It's CHamoru for shame.
Mamåhlao, according to Guampedia, is the code of conduct for CHamoru people that spells out how respect is practiced, and how harmony and balance are achieved in the conduct of its people. The concept of shame in Chamorro culture ensures that every person, no matter what rank, has a part in creating harmony through their actions, Guampedia explains.
We bring this up in light of the continued trashing of our island.
Some of our fellow Guamanians don't feel mamåhlao when they leave all sorts of trash – from dirty diapers to broken household appliances and beer cans – out in the jungle areas.
People purposely drive up to jungle areas to dispose of their household trash when they might be able to take the same amount of time and gas money driving their trash to a transfer station or cobbling up some money for monthly trash service.
This gross practice of dumping trash for others to clean up needs to stop.
Illegal trash dumping is particularly shameful when people who go to beaches or go on hikes to enjoy the scenery often end up doing the cleanup of other people's mess.
This is a priority our elected officials should focus on. We have said this before but the problem persists.
The current laws and enforcement have not been effective.
It's time to change things up. Make penalties tougher and fines higher.
Punish violators by making them clean up some of the dirtiest, most disgusting, decaying trash that can be found in other parts of the island. And make the cleanup public on social media.
Use the concept of mamåhlao by shaming illegal dumpers.
Any politician seeking reelection, even those who don't intend to stay in office, needs to leave a legacy to the community and the environment — and changing the enforcement and laws on illegal dumping would be a good way to do it.

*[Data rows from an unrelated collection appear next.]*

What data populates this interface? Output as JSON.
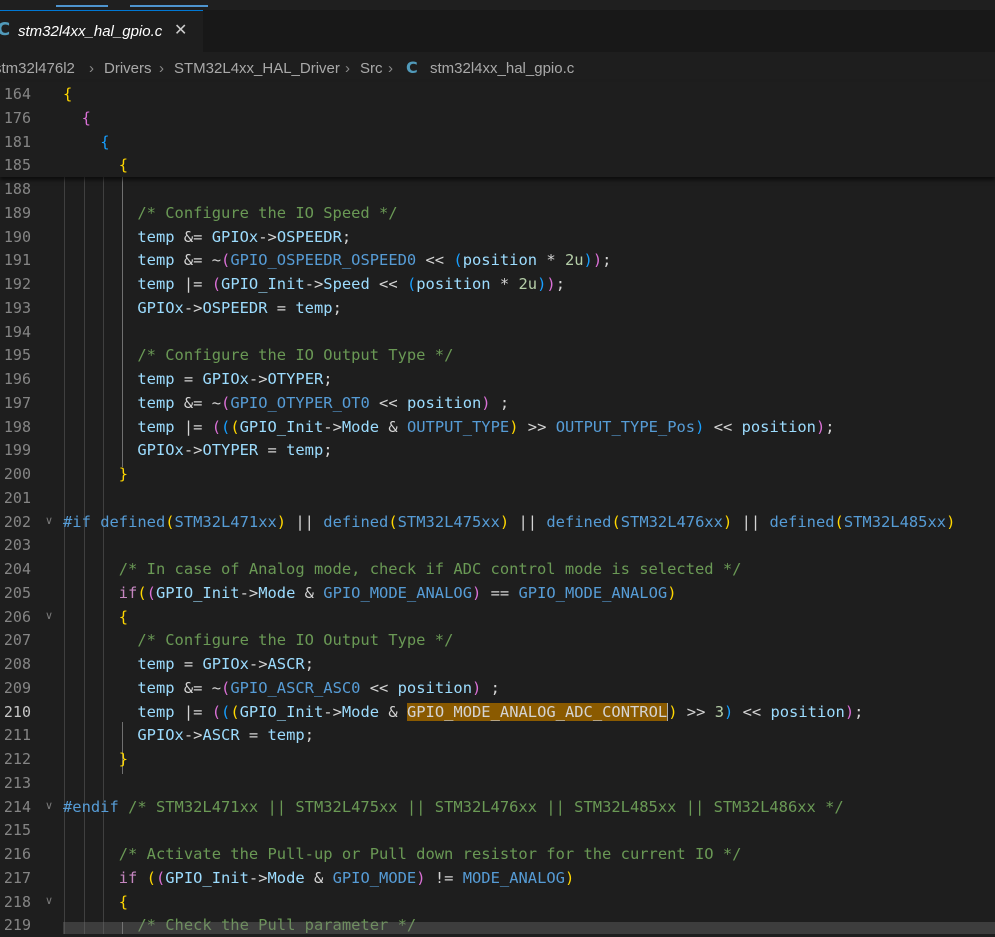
{
  "tab": {
    "title": "stm32l4xx_hal_gpio.c",
    "close": "✕",
    "icon": "C"
  },
  "breadcrumb": [
    {
      "label": "stm32l476l2"
    },
    {
      "label": "Drivers"
    },
    {
      "label": "STM32L4xx_HAL_Driver"
    },
    {
      "label": "Src"
    },
    {
      "label": "stm32l4xx_hal_gpio.c",
      "icon": "C"
    }
  ],
  "colors": {
    "accent": "#0078d4",
    "selection_highlight": "#8a5a00",
    "c_file_icon": "#519aba"
  },
  "editor": {
    "current_line": "210",
    "sticky_lines": [
      {
        "n": "164",
        "tokens": [
          [
            "{",
            "b1"
          ]
        ]
      },
      {
        "n": "176",
        "tokens": [
          [
            "  "
          ],
          [
            "{",
            "b2"
          ]
        ]
      },
      {
        "n": "181",
        "tokens": [
          [
            "    "
          ],
          [
            "{",
            "b3"
          ]
        ]
      },
      {
        "n": "185",
        "tokens": [
          [
            "      "
          ],
          [
            "{",
            "b1"
          ]
        ]
      }
    ],
    "lines": [
      {
        "n": "188",
        "tokens": [
          [
            "       "
          ]
        ]
      },
      {
        "n": "189",
        "tokens": [
          [
            "        "
          ],
          [
            "/* Configure the IO Speed */",
            "c-cm"
          ]
        ]
      },
      {
        "n": "190",
        "tokens": [
          [
            "        "
          ],
          [
            "temp",
            "c-var"
          ],
          [
            " &= "
          ],
          [
            "GPIOx",
            "c-var"
          ],
          [
            "->"
          ],
          [
            "OSPEEDR",
            "c-fld"
          ],
          [
            ";"
          ]
        ]
      },
      {
        "n": "191",
        "tokens": [
          [
            "        "
          ],
          [
            "temp",
            "c-var"
          ],
          [
            " &= ~"
          ],
          [
            "(",
            "b2"
          ],
          [
            "GPIO_OSPEEDR_OSPEED0",
            "c-mac"
          ],
          [
            " << "
          ],
          [
            "(",
            "b3"
          ],
          [
            "position",
            "c-var"
          ],
          [
            " * "
          ],
          [
            "2u",
            "c-num"
          ],
          [
            ")",
            "b3"
          ],
          [
            ")",
            "b2"
          ],
          [
            ";"
          ]
        ]
      },
      {
        "n": "192",
        "tokens": [
          [
            "        "
          ],
          [
            "temp",
            "c-var"
          ],
          [
            " |= "
          ],
          [
            "(",
            "b2"
          ],
          [
            "GPIO_Init",
            "c-var"
          ],
          [
            "->"
          ],
          [
            "Speed",
            "c-fld"
          ],
          [
            " << "
          ],
          [
            "(",
            "b3"
          ],
          [
            "position",
            "c-var"
          ],
          [
            " * "
          ],
          [
            "2u",
            "c-num"
          ],
          [
            ")",
            "b3"
          ],
          [
            ")",
            "b2"
          ],
          [
            ";"
          ]
        ]
      },
      {
        "n": "193",
        "tokens": [
          [
            "        "
          ],
          [
            "GPIOx",
            "c-var"
          ],
          [
            "->"
          ],
          [
            "OSPEEDR",
            "c-fld"
          ],
          [
            " = "
          ],
          [
            "temp",
            "c-var"
          ],
          [
            ";"
          ]
        ]
      },
      {
        "n": "194",
        "tokens": [
          [
            " "
          ]
        ]
      },
      {
        "n": "195",
        "tokens": [
          [
            "        "
          ],
          [
            "/* Configure the IO Output Type */",
            "c-cm"
          ]
        ]
      },
      {
        "n": "196",
        "tokens": [
          [
            "        "
          ],
          [
            "temp",
            "c-var"
          ],
          [
            " = "
          ],
          [
            "GPIOx",
            "c-var"
          ],
          [
            "->"
          ],
          [
            "OTYPER",
            "c-fld"
          ],
          [
            ";"
          ]
        ]
      },
      {
        "n": "197",
        "tokens": [
          [
            "        "
          ],
          [
            "temp",
            "c-var"
          ],
          [
            " &= ~"
          ],
          [
            "(",
            "b2"
          ],
          [
            "GPIO_OTYPER_OT0",
            "c-mac"
          ],
          [
            " << "
          ],
          [
            "position",
            "c-var"
          ],
          [
            ")",
            "b2"
          ],
          [
            " ;"
          ]
        ]
      },
      {
        "n": "198",
        "tokens": [
          [
            "        "
          ],
          [
            "temp",
            "c-var"
          ],
          [
            " |= "
          ],
          [
            "(",
            "b2"
          ],
          [
            "(",
            "b3"
          ],
          [
            "(",
            "b1"
          ],
          [
            "GPIO_Init",
            "c-var"
          ],
          [
            "->"
          ],
          [
            "Mode",
            "c-fld"
          ],
          [
            " & "
          ],
          [
            "OUTPUT_TYPE",
            "c-mac"
          ],
          [
            ")",
            "b1"
          ],
          [
            " >> "
          ],
          [
            "OUTPUT_TYPE_Pos",
            "c-mac"
          ],
          [
            ")",
            "b3"
          ],
          [
            " << "
          ],
          [
            "position",
            "c-var"
          ],
          [
            ")",
            "b2"
          ],
          [
            ";"
          ]
        ]
      },
      {
        "n": "199",
        "tokens": [
          [
            "        "
          ],
          [
            "GPIOx",
            "c-var"
          ],
          [
            "->"
          ],
          [
            "OTYPER",
            "c-fld"
          ],
          [
            " = "
          ],
          [
            "temp",
            "c-var"
          ],
          [
            ";"
          ]
        ]
      },
      {
        "n": "200",
        "tokens": [
          [
            "      "
          ],
          [
            "}",
            "b1"
          ]
        ]
      },
      {
        "n": "201",
        "tokens": [
          [
            " "
          ]
        ]
      },
      {
        "n": "202",
        "fold": "v",
        "tokens": [
          [
            "#if",
            "c-pp"
          ],
          [
            " "
          ],
          [
            "defined",
            "c-pp"
          ],
          [
            "(",
            "b1"
          ],
          [
            "STM32L471xx",
            "c-mac"
          ],
          [
            ")",
            "b1"
          ],
          [
            " || "
          ],
          [
            "defined",
            "c-pp"
          ],
          [
            "(",
            "b1"
          ],
          [
            "STM32L475xx",
            "c-mac"
          ],
          [
            ")",
            "b1"
          ],
          [
            " || "
          ],
          [
            "defined",
            "c-pp"
          ],
          [
            "(",
            "b1"
          ],
          [
            "STM32L476xx",
            "c-mac"
          ],
          [
            ")",
            "b1"
          ],
          [
            " || "
          ],
          [
            "defined",
            "c-pp"
          ],
          [
            "(",
            "b1"
          ],
          [
            "STM32L485xx",
            "c-mac"
          ],
          [
            ")",
            "b1"
          ]
        ]
      },
      {
        "n": "203",
        "tokens": [
          [
            " "
          ]
        ]
      },
      {
        "n": "204",
        "tokens": [
          [
            "      "
          ],
          [
            "/* In case of Analog mode, check if ADC control mode is selected */",
            "c-cm"
          ]
        ]
      },
      {
        "n": "205",
        "tokens": [
          [
            "      "
          ],
          [
            "if",
            "c-kw"
          ],
          [
            "(",
            "b1"
          ],
          [
            "(",
            "b2"
          ],
          [
            "GPIO_Init",
            "c-var"
          ],
          [
            "->"
          ],
          [
            "Mode",
            "c-fld"
          ],
          [
            " & "
          ],
          [
            "GPIO_MODE_ANALOG",
            "c-mac"
          ],
          [
            ")",
            "b2"
          ],
          [
            " == "
          ],
          [
            "GPIO_MODE_ANALOG",
            "c-mac"
          ],
          [
            ")",
            "b1"
          ]
        ]
      },
      {
        "n": "206",
        "fold": "v",
        "tokens": [
          [
            "      "
          ],
          [
            "{",
            "b1"
          ]
        ]
      },
      {
        "n": "207",
        "tokens": [
          [
            "        "
          ],
          [
            "/* Configure the IO Output Type */",
            "c-cm"
          ]
        ]
      },
      {
        "n": "208",
        "tokens": [
          [
            "        "
          ],
          [
            "temp",
            "c-var"
          ],
          [
            " = "
          ],
          [
            "GPIOx",
            "c-var"
          ],
          [
            "->"
          ],
          [
            "ASCR",
            "c-fld"
          ],
          [
            ";"
          ]
        ]
      },
      {
        "n": "209",
        "tokens": [
          [
            "        "
          ],
          [
            "temp",
            "c-var"
          ],
          [
            " &= ~"
          ],
          [
            "(",
            "b2"
          ],
          [
            "GPIO_ASCR_ASC0",
            "c-mac"
          ],
          [
            " << "
          ],
          [
            "position",
            "c-var"
          ],
          [
            ")",
            "b2"
          ],
          [
            " ;"
          ]
        ]
      },
      {
        "n": "210",
        "tokens": [
          [
            "        "
          ],
          [
            "temp",
            "c-var"
          ],
          [
            " |= "
          ],
          [
            "(",
            "b2"
          ],
          [
            "(",
            "b3"
          ],
          [
            "(",
            "b1"
          ],
          [
            "GPIO_Init",
            "c-var"
          ],
          [
            "->"
          ],
          [
            "Mode",
            "c-fld"
          ],
          [
            " & "
          ],
          [
            "GPIO_MODE_ANALOG_ADC_CONTROL",
            "hl cursor"
          ],
          [
            ")",
            "b1"
          ],
          [
            " >> "
          ],
          [
            "3",
            "c-num"
          ],
          [
            ")",
            "b3"
          ],
          [
            " << "
          ],
          [
            "position",
            "c-var"
          ],
          [
            ")",
            "b2"
          ],
          [
            ";"
          ]
        ]
      },
      {
        "n": "211",
        "tokens": [
          [
            "        "
          ],
          [
            "GPIOx",
            "c-var"
          ],
          [
            "->"
          ],
          [
            "ASCR",
            "c-fld"
          ],
          [
            " = "
          ],
          [
            "temp",
            "c-var"
          ],
          [
            ";"
          ]
        ]
      },
      {
        "n": "212",
        "tokens": [
          [
            "      "
          ],
          [
            "}",
            "b1"
          ]
        ]
      },
      {
        "n": "213",
        "tokens": [
          [
            " "
          ]
        ]
      },
      {
        "n": "214",
        "fold": "v",
        "tokens": [
          [
            "#endif",
            "c-pp"
          ],
          [
            " "
          ],
          [
            "/* STM32L471xx || STM32L475xx || STM32L476xx || STM32L485xx || STM32L486xx */",
            "c-cm"
          ]
        ]
      },
      {
        "n": "215",
        "tokens": [
          [
            " "
          ]
        ]
      },
      {
        "n": "216",
        "tokens": [
          [
            "      "
          ],
          [
            "/* Activate the Pull-up or Pull down resistor for the current IO */",
            "c-cm"
          ]
        ]
      },
      {
        "n": "217",
        "tokens": [
          [
            "      "
          ],
          [
            "if",
            "c-kw"
          ],
          [
            " "
          ],
          [
            "(",
            "b1"
          ],
          [
            "(",
            "b2"
          ],
          [
            "GPIO_Init",
            "c-var"
          ],
          [
            "->"
          ],
          [
            "Mode",
            "c-fld"
          ],
          [
            " & "
          ],
          [
            "GPIO_MODE",
            "c-mac"
          ],
          [
            ")",
            "b2"
          ],
          [
            " != "
          ],
          [
            "MODE_ANALOG",
            "c-mac"
          ],
          [
            ")",
            "b1"
          ]
        ]
      },
      {
        "n": "218",
        "fold": "v",
        "tokens": [
          [
            "      "
          ],
          [
            "{",
            "b1"
          ]
        ]
      },
      {
        "n": "219",
        "tokens": [
          [
            "        "
          ],
          [
            "/* Check the Pull parameter */",
            "c-cm"
          ]
        ]
      }
    ]
  }
}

It doesn't look like the messages politicians issue for a cleaner, more beautiful Guam have been working.
We need a mindset shift.
Excuses have been made on behalf of illegal dumpers that poverty is the cause of their behavior. We're not buying it. Poverty does not keep people from practicing recycling, reducing the level of trash they generate, and using less disposable items.
It's time for tough actions to deal with the problem of illegal dumping.